BeerHunter Play-Testing PostMortem

Play-Testing is an incredibly useful practice in terms of game development. Having played the game from the beginning, from the conceptual stages, compared to picking the game up for the first time, reflect a major difference in understanding and especially, different play styles. I had learnt the level off by heart to the degree which I knew how to navigate the house flawlessly and I could also exploit a few things to gain an advantage in the race for beer. New players, on the other hand, had immense trouble figuring out the controls, navigating through the level and overall, playing the game was difficult for new players.

Upon reflection, which should have come as a revelation earlier, is that offloading all the tasks you can do yourself, onto someone else, leaves you with very little to do. So throughout the time I would have been developing a level in 3DS Max, I was modeling little models to fill the house with a few details to give it some life. Placement of the fridges was assigned to me and after placing them on a floor plan the animator took control of it all. So whilst pondering the best placement for a keg, it would have been much more important to probably collaborate with the animator as the only design student in the group.

I had a rather small amount of work to do whilst the programmers were still creating the scaffold for the game itself, and the animators were creating 3D assets, I was stuck doing the documentation. Game Design Document and the outline for the project. Creating the Gantt chart and organizing rolls in the group were the rolls I assigned myself to get done.

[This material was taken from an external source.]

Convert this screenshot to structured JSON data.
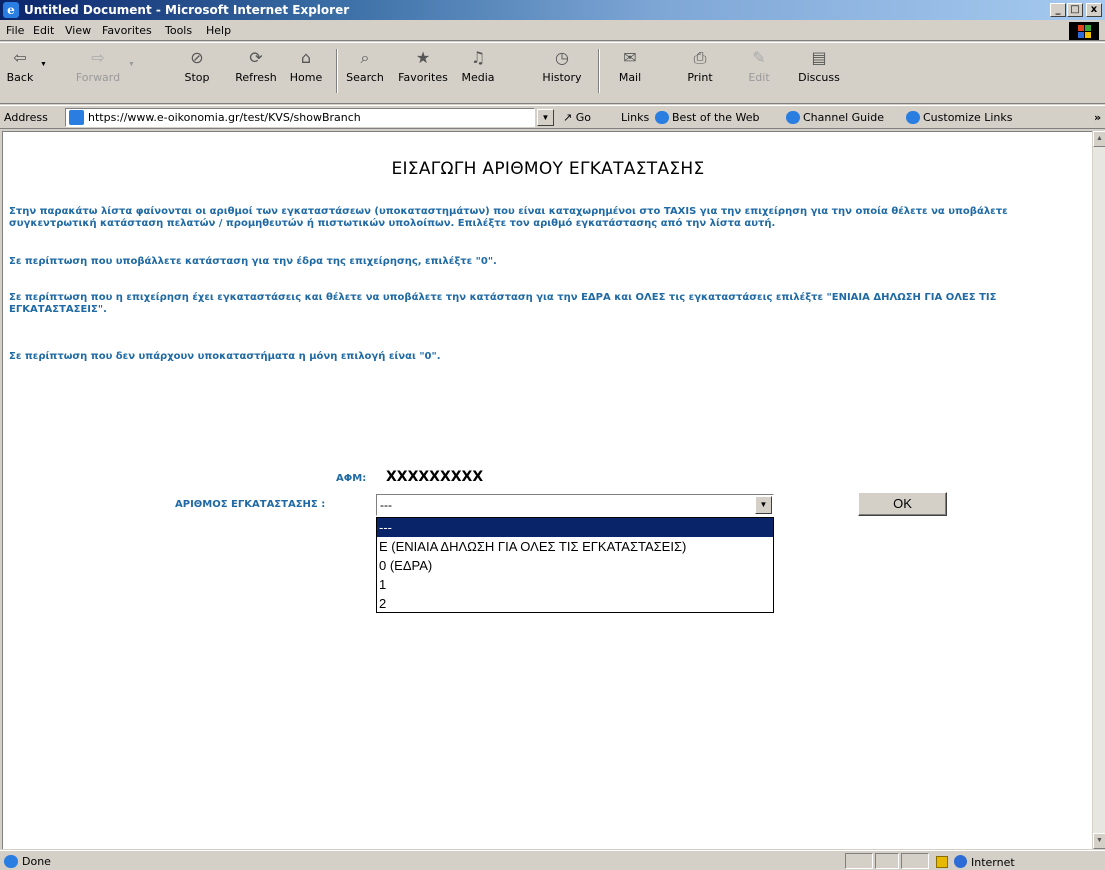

In short, to reflect upon recent events, after reading through the responses for the play-testing, it would be much more beneficial if i had stepped up and taken charge of the ideas, and even collaborating with others, to create game assets and piece the game together, instead of letting others go about doing the work I could help with.

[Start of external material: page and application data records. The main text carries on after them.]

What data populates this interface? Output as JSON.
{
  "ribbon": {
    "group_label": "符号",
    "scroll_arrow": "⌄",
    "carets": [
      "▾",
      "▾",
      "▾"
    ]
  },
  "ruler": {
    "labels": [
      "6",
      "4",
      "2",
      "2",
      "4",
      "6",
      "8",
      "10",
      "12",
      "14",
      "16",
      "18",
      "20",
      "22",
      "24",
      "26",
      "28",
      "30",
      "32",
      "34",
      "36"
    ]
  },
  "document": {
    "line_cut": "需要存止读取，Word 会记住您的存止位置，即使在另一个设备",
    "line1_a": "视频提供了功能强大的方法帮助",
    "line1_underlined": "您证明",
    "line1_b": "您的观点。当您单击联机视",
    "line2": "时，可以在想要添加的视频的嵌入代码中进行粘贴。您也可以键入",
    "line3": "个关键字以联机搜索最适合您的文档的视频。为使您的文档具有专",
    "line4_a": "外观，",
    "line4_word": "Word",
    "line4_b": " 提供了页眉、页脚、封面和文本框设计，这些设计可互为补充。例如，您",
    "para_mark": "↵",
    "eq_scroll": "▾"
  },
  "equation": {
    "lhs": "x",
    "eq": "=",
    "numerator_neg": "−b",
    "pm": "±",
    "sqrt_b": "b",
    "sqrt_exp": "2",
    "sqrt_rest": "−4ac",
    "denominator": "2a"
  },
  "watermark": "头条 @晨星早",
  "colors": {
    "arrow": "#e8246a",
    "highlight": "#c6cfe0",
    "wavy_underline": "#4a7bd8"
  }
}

Advertisements

Leave a Reply

Fill in your details below or click an icon to log in:

WordPress.com Logo

You are commenting using your WordPress.com account. Log Out / Change )

Twitter picture

You are commenting using your Twitter account. Log Out / Change )

Facebook photo

You are commenting using your Facebook account. Log Out / Change )

Google+ photo

You are commenting using your Google+ account. Log Out / Change )

Connecting to %s